At the highest point of the traverse path Jaclyn checks out the steep drop on our left into the gorge; please be careful with roaming children or dogs!
Descending to the River Duddon
We now descend sharply back down into the gorge to meet the River Duddon again. This is the lower level, and the more interesting part of Wallowbarrow Gorge.
The River Duddon from the traverse path
The eastern escarpment of Wallowbarrow Crag
Even though a popular climbing area, there are restrictions at certain times of the year due to nesting peregrine falcons, mainly between 1st March and 30th June.
Large boulders in the River Duddon
There must have been a right thud when these boulders came crashing down! It is however, a lovely place for lunch and to dip your feet; or more if you wish!
The Memorial Bridge over the River Duddon
Sadly I couldn’t find any information regarding this footbridge, however, there is an inscription that reads:
“Built by W. Grisenthwaite for A.F. & R.A.F. 1934”
Bluebells in Hollin House Wood
The River Duddon from Hollin House Wood
Footbridge over Tarn Beck
Property on the Duddon Valley Road
Wallowbarrow Crag from the Duddon Valley Road near Seathwaite
Walking along the Duddon Valley Road

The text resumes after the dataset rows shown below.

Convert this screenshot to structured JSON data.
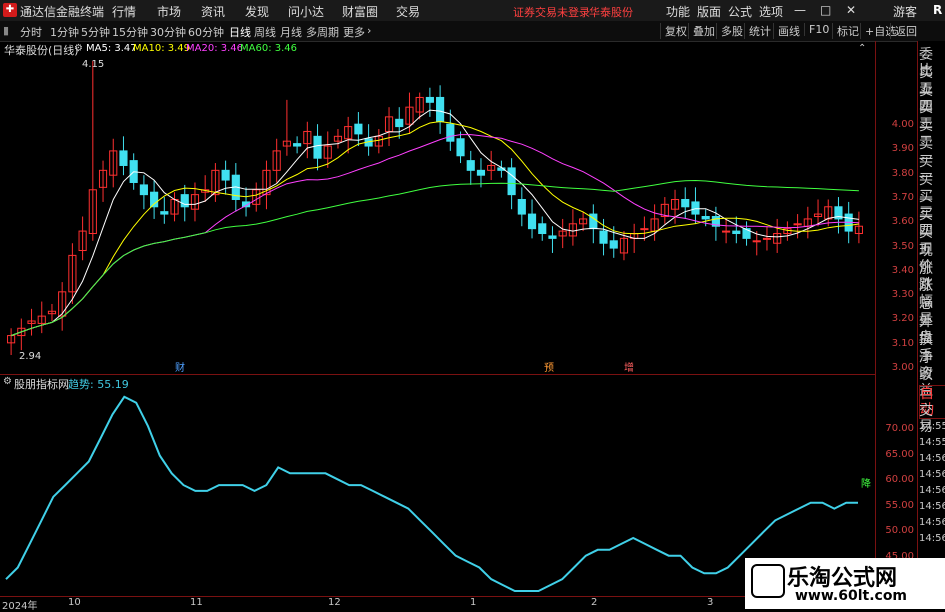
{
  "titlebar": {
    "app_title": "通达信金融终端",
    "menus": [
      "行情",
      "市场",
      "资讯",
      "发现",
      "问小达",
      "财富圈",
      "交易"
    ],
    "warning": "证券交易未登录",
    "stock_name": "华泰股份",
    "right_menus": [
      "功能",
      "版面",
      "公式",
      "选项"
    ],
    "window_buttons": [
      "—",
      "□",
      "✕"
    ],
    "guest": "游客",
    "r_icon": "R"
  },
  "toolbar": {
    "periods": [
      "分时",
      "1分钟",
      "5分钟",
      "15分钟",
      "30分钟",
      "60分钟",
      "日线",
      "周线",
      "月线",
      "多周期",
      "更多"
    ],
    "active": "日线",
    "buttons": [
      "复权",
      "叠加",
      "多股",
      "统计",
      "画线",
      "F10",
      "标记",
      "+自选",
      "返回"
    ]
  },
  "main": {
    "title": "华泰股份(日线)",
    "ma": [
      {
        "label": "MA5: 3.47",
        "color": "#ffffff"
      },
      {
        "label": "MA10: 3.49",
        "color": "#ffff00"
      },
      {
        "label": "MA20: 3.46",
        "color": "#ff40ff"
      },
      {
        "label": "MA60: 3.46",
        "color": "#40ff40"
      }
    ],
    "high_label": "4.15",
    "low_label": "2.94",
    "events": [
      "财",
      "预",
      "增"
    ],
    "price_ticks": [
      "4.00",
      "3.90",
      "3.80",
      "3.70",
      "3.60",
      "3.50",
      "3.40",
      "3.30",
      "3.20",
      "3.10",
      "3.00"
    ]
  },
  "indicator": {
    "name": "股朋指标网",
    "param_label": "趋势: 55.19",
    "end_label": "降",
    "ticks": [
      "70.00",
      "65.00",
      "60.00",
      "55.00",
      "50.00",
      "45.00"
    ]
  },
  "dates": [
    "2024年",
    "10",
    "11",
    "12",
    "1",
    "2",
    "3"
  ],
  "right_panel": {
    "items": [
      "委比",
      "卖五",
      "卖四",
      "卖三",
      "卖二",
      "卖一",
      "买一",
      "买二",
      "买三",
      "买四",
      "买五",
      "现价",
      "涨跌",
      "涨幅",
      "总量",
      "外盘",
      "换手",
      "净资",
      "收益"
    ],
    "tab": "自动",
    "tab2": "交易",
    "times": [
      "14:55",
      "14:55",
      "14:56",
      "14:56",
      "14:56",
      "14:56",
      "14:56",
      "14:56"
    ]
  },
  "watermark": {
    "title": "乐淘公式网",
    "url": "www.60lt.com"
  },
  "chart_data": [
    {
      "type": "candlestick",
      "ylim": [
        2.94,
        4.15
      ],
      "close": [
        3.02,
        3.05,
        3.08,
        3.1,
        3.12,
        3.2,
        3.35,
        3.45,
        3.62,
        3.7,
        3.78,
        3.72,
        3.65,
        3.6,
        3.55,
        3.52,
        3.58,
        3.55,
        3.6,
        3.62,
        3.7,
        3.66,
        3.58,
        3.55,
        3.62,
        3.7,
        3.78,
        3.82,
        3.8,
        3.86,
        3.75,
        3.8,
        3.84,
        3.88,
        3.85,
        3.8,
        3.84,
        3.92,
        3.88,
        3.96,
        4.0,
        3.98,
        3.9,
        3.82,
        3.76,
        3.7,
        3.68,
        3.72,
        3.7,
        3.6,
        3.52,
        3.46,
        3.44,
        3.42,
        3.45,
        3.48,
        3.5,
        3.46,
        3.4,
        3.38,
        3.42,
        3.44,
        3.46,
        3.5,
        3.56,
        3.58,
        3.55,
        3.52,
        3.5,
        3.47,
        3.45,
        3.44,
        3.42,
        3.41,
        3.42,
        3.44,
        3.46,
        3.48,
        3.5,
        3.52,
        3.55,
        3.5,
        3.45,
        3.47
      ]
    },
    {
      "type": "line",
      "name": "趋势",
      "ylim": [
        40,
        75
      ],
      "values": [
        42,
        44,
        48,
        52,
        56,
        58,
        60,
        62,
        66,
        70,
        73,
        72,
        68,
        63,
        60,
        58,
        57,
        57,
        58,
        58,
        58,
        57,
        58,
        61,
        60,
        60,
        60,
        60,
        59,
        58,
        58,
        57,
        56,
        55,
        54,
        52,
        50,
        48,
        46,
        45,
        44,
        42,
        41,
        40,
        40,
        40,
        41,
        42,
        44,
        46,
        47,
        47,
        48,
        49,
        48,
        47,
        46,
        46,
        44,
        43,
        43,
        44,
        46,
        48,
        50,
        52,
        53,
        54,
        55,
        55,
        54,
        55,
        55
      ]
    }
  ]
}
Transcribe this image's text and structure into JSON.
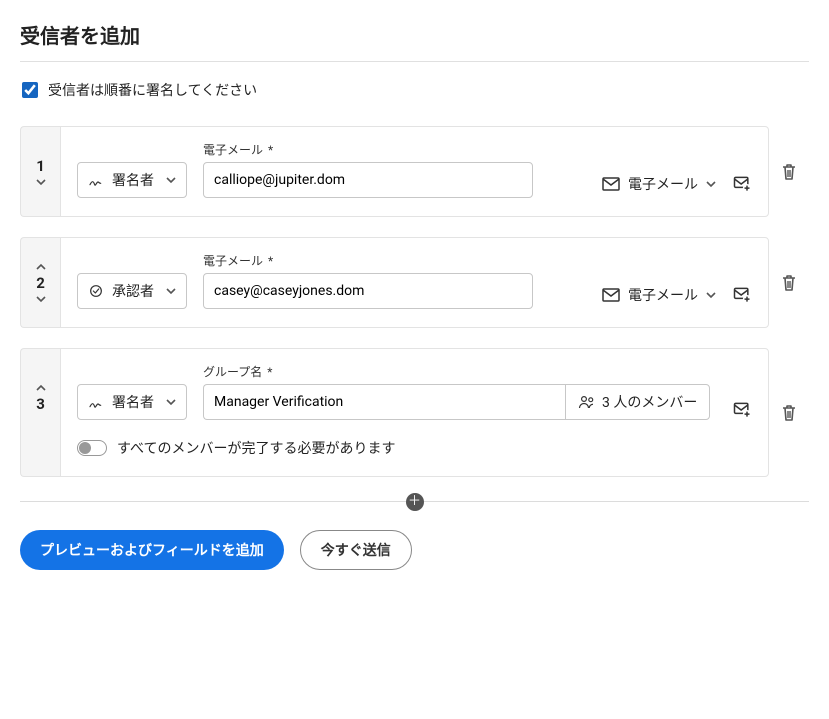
{
  "page_title": "受信者を追加",
  "sign_in_order": {
    "label": "受信者は順番に署名してください",
    "checked": true
  },
  "field_labels": {
    "email": "電子メール",
    "group_name": "グループ名",
    "required_mark": "*"
  },
  "roles": {
    "signer": "署名者",
    "approver": "承認者"
  },
  "auth": {
    "email_label": "電子メール"
  },
  "group": {
    "members_label": "3 人のメンバー",
    "all_must_complete_label": "すべてのメンバーが完了する必要があります",
    "all_must_complete": false
  },
  "recipients": [
    {
      "order": "1",
      "role": "signer",
      "email": "calliope@jupiter.dom"
    },
    {
      "order": "2",
      "role": "approver",
      "email": "casey@caseyjones.dom"
    },
    {
      "order": "3",
      "role": "signer",
      "group_name": "Manager Verification"
    }
  ],
  "footer": {
    "preview": "プレビューおよびフィールドを追加",
    "send_now": "今すぐ送信"
  }
}
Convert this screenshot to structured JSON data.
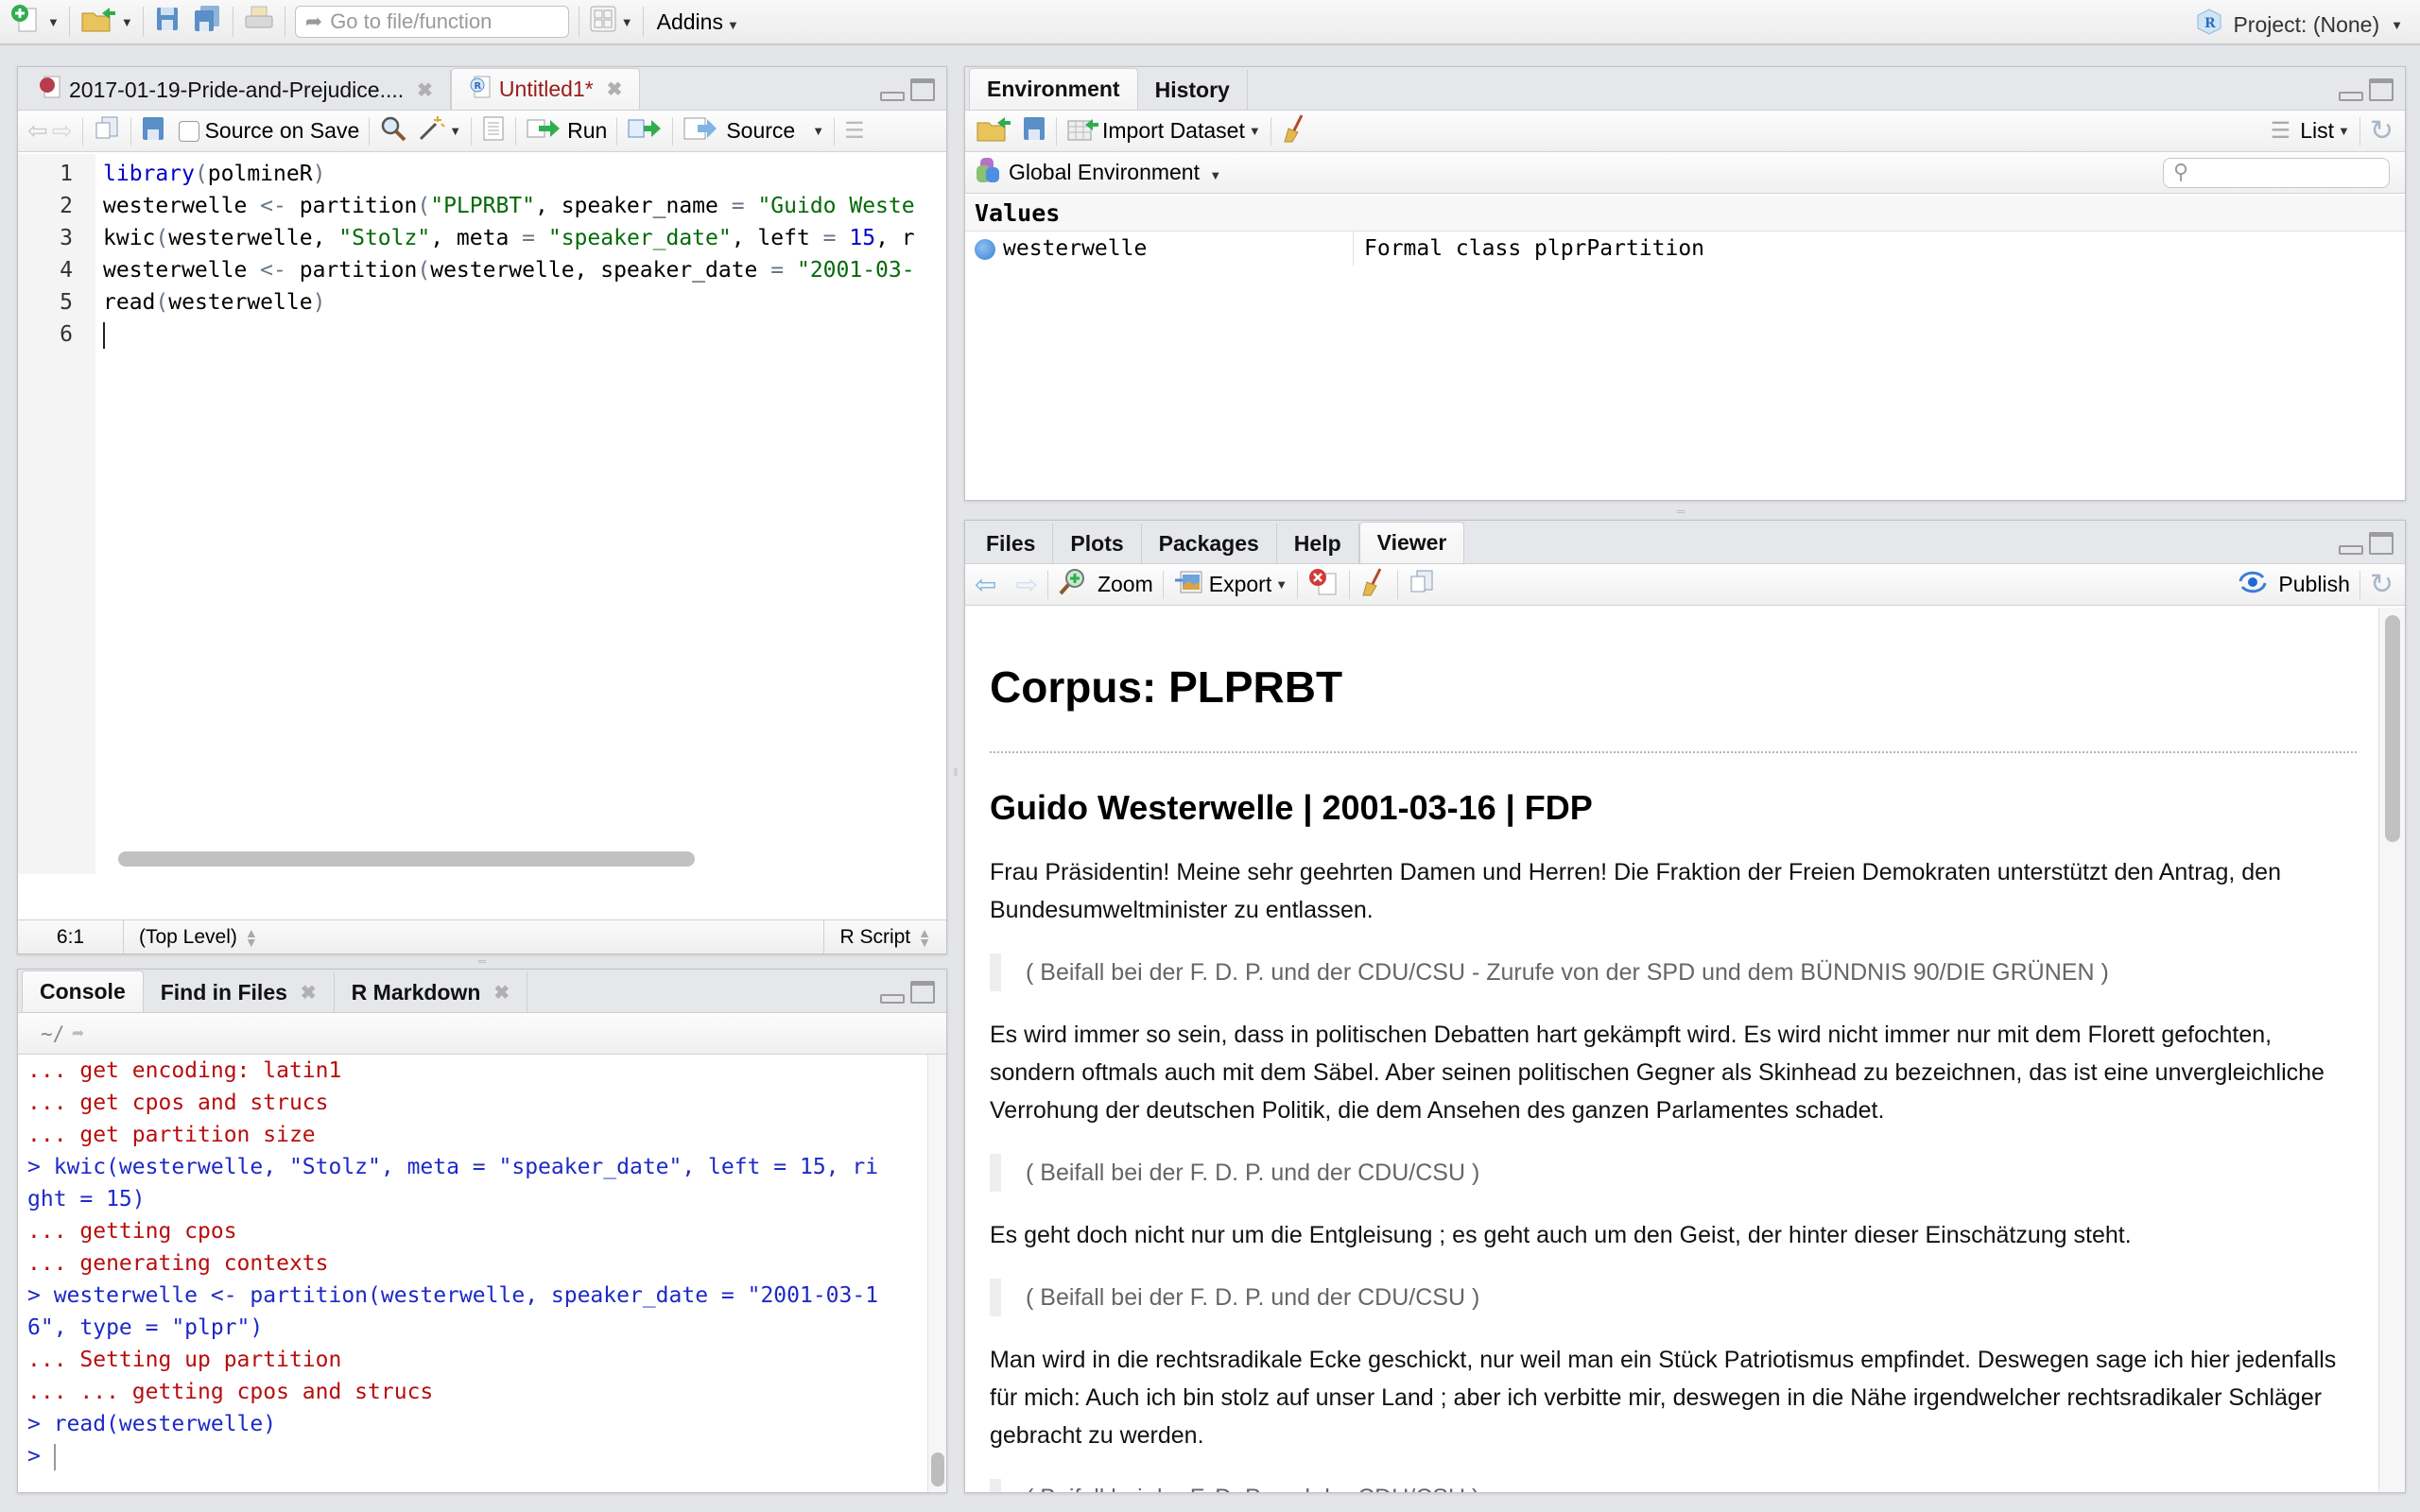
{
  "topbar": {
    "goto_placeholder": "Go to file/function",
    "addins_label": "Addins",
    "project_label": "Project: (None)"
  },
  "editor": {
    "tabs": [
      {
        "label": "2017-01-19-Pride-and-Prejudice....",
        "active": false,
        "modified": false
      },
      {
        "label": "Untitled1*",
        "active": true,
        "modified": true
      }
    ],
    "toolbar": {
      "source_on_save_label": "Source on Save",
      "source_on_save_checked": false,
      "run_label": "Run",
      "source_label": "Source"
    },
    "lines": [
      {
        "n": "1",
        "tokens": [
          [
            "kw",
            "library"
          ],
          [
            "paren",
            "("
          ],
          [
            "",
            "polmineR"
          ],
          [
            "paren",
            ")"
          ]
        ]
      },
      {
        "n": "2",
        "tokens": [
          [
            "",
            "westerwelle "
          ],
          [
            "op",
            "<-"
          ],
          [
            "",
            " partition"
          ],
          [
            "paren",
            "("
          ],
          [
            "str",
            "\"PLPRBT\""
          ],
          [
            "",
            ", speaker_name "
          ],
          [
            "op",
            "="
          ],
          [
            "",
            " "
          ],
          [
            "str",
            "\"Guido Weste"
          ]
        ]
      },
      {
        "n": "3",
        "tokens": [
          [
            "",
            "kwic"
          ],
          [
            "paren",
            "("
          ],
          [
            "",
            "westerwelle, "
          ],
          [
            "str",
            "\"Stolz\""
          ],
          [
            "",
            ", meta "
          ],
          [
            "op",
            "="
          ],
          [
            "",
            " "
          ],
          [
            "str",
            "\"speaker_date\""
          ],
          [
            "",
            ", left "
          ],
          [
            "op",
            "="
          ],
          [
            "",
            " "
          ],
          [
            "num",
            "15"
          ],
          [
            "",
            ", r"
          ]
        ]
      },
      {
        "n": "4",
        "tokens": [
          [
            "",
            "westerwelle "
          ],
          [
            "op",
            "<-"
          ],
          [
            "",
            " partition"
          ],
          [
            "paren",
            "("
          ],
          [
            "",
            "westerwelle, speaker_date "
          ],
          [
            "op",
            "="
          ],
          [
            "",
            " "
          ],
          [
            "str",
            "\"2001-03-"
          ]
        ]
      },
      {
        "n": "5",
        "tokens": [
          [
            "",
            "read"
          ],
          [
            "paren",
            "("
          ],
          [
            "",
            "westerwelle"
          ],
          [
            "paren",
            ")"
          ]
        ]
      },
      {
        "n": "6",
        "tokens": []
      }
    ],
    "status": {
      "position": "6:1",
      "scope": "(Top Level)",
      "filetype": "R Script"
    }
  },
  "console": {
    "tabs": [
      {
        "label": "Console",
        "active": true,
        "closable": false
      },
      {
        "label": "Find in Files",
        "active": false,
        "closable": true
      },
      {
        "label": "R Markdown",
        "active": false,
        "closable": true
      }
    ],
    "path": "~/",
    "lines": [
      {
        "type": "msg",
        "text": "... get encoding: latin1"
      },
      {
        "type": "msg",
        "text": "... get cpos and strucs"
      },
      {
        "type": "msg",
        "text": "... get partition size"
      },
      {
        "type": "cmd",
        "text": "> kwic(westerwelle, \"Stolz\", meta = \"speaker_date\", left = 15, ri"
      },
      {
        "type": "cmd",
        "text": "ght = 15)"
      },
      {
        "type": "msg",
        "text": "... getting cpos"
      },
      {
        "type": "msg",
        "text": "... generating contexts"
      },
      {
        "type": "cmd",
        "text": "> westerwelle <- partition(westerwelle, speaker_date = \"2001-03-1"
      },
      {
        "type": "cmd",
        "text": "6\", type = \"plpr\")"
      },
      {
        "type": "msg",
        "text": "... Setting up partition"
      },
      {
        "type": "msg",
        "text": "... ... getting cpos and strucs"
      },
      {
        "type": "cmd",
        "text": "> read(westerwelle)"
      }
    ],
    "prompt": ">"
  },
  "environment": {
    "tabs": [
      {
        "label": "Environment",
        "active": true
      },
      {
        "label": "History",
        "active": false
      }
    ],
    "toolbar": {
      "import_label": "Import Dataset",
      "list_label": "List"
    },
    "scope_label": "Global Environment",
    "search_value": "",
    "section": "Values",
    "rows": [
      {
        "name": "westerwelle",
        "value": "Formal class plprPartition"
      }
    ]
  },
  "viewer": {
    "tabs": [
      {
        "label": "Files",
        "active": false
      },
      {
        "label": "Plots",
        "active": false
      },
      {
        "label": "Packages",
        "active": false
      },
      {
        "label": "Help",
        "active": false
      },
      {
        "label": "Viewer",
        "active": true
      }
    ],
    "toolbar": {
      "zoom_label": "Zoom",
      "export_label": "Export",
      "publish_label": "Publish"
    },
    "doc": {
      "title": "Corpus: PLPRBT",
      "subtitle": "Guido Westerwelle | 2001-03-16 | FDP",
      "blocks": [
        {
          "type": "p",
          "text": "Frau Präsidentin! Meine sehr geehrten Damen und Herren! Die Fraktion der Freien Demokraten unterstützt den Antrag, den Bundesumweltminister zu entlassen."
        },
        {
          "type": "q",
          "text": "( Beifall bei der F. D. P. und der CDU/CSU - Zurufe von der SPD und dem BÜNDNIS 90/DIE GRÜNEN )"
        },
        {
          "type": "p",
          "text": "Es wird immer so sein, dass in politischen Debatten hart gekämpft wird. Es wird nicht immer nur mit dem Florett gefochten, sondern oftmals auch mit dem Säbel. Aber seinen politischen Gegner als Skinhead zu bezeichnen, das ist eine unvergleichliche Verrohung der deutschen Politik, die dem Ansehen des ganzen Parlamentes schadet."
        },
        {
          "type": "q",
          "text": "( Beifall bei der F. D. P. und der CDU/CSU )"
        },
        {
          "type": "p",
          "text": "Es geht doch nicht nur um die Entgleisung ; es geht auch um den Geist, der hinter dieser Einschätzung steht."
        },
        {
          "type": "q",
          "text": "( Beifall bei der F. D. P. und der CDU/CSU )"
        },
        {
          "type": "p",
          "text": "Man wird in die rechtsradikale Ecke geschickt, nur weil man ein Stück Patriotismus empfindet. Deswegen sage ich hier jedenfalls für mich: Auch ich bin stolz auf unser Land ; aber ich verbitte mir, deswegen in die Nähe irgendwelcher rechtsradikaler Schläger gebracht zu werden."
        },
        {
          "type": "q",
          "text": "( Beifall bei der F. D. P. und der CDU/CSU )"
        }
      ]
    }
  },
  "colors": {
    "console_message": "#b80d0d",
    "console_command": "#1d29c5",
    "code_string": "#036a07",
    "code_keyword": "#0000cc",
    "modified_tab": "#9a1a1a"
  }
}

Holy Trinity Church at Seathwaite
Wonderful Walker’s Clipping Stone
The Duddon Valley was Wordsworth’s favourite valley, which inspired his River Duddon Sonnets (1820) and The Excursion (1814). They were partly about an 18th century parson, the Rev. Robert Walker, also known as “Wonderful Walker”. He was a very practical man, and as well as being the local headmaster, and famous for sitting on his own special ‘shearing stone’ as he clipped sheep at Gateskell Farm nearby (now in ruin), he was also known for making clothes, spinning, brewing ale, knitting and wood working. Now a sundial, the stone lies by the entrance of the church.
Thank you for visiting.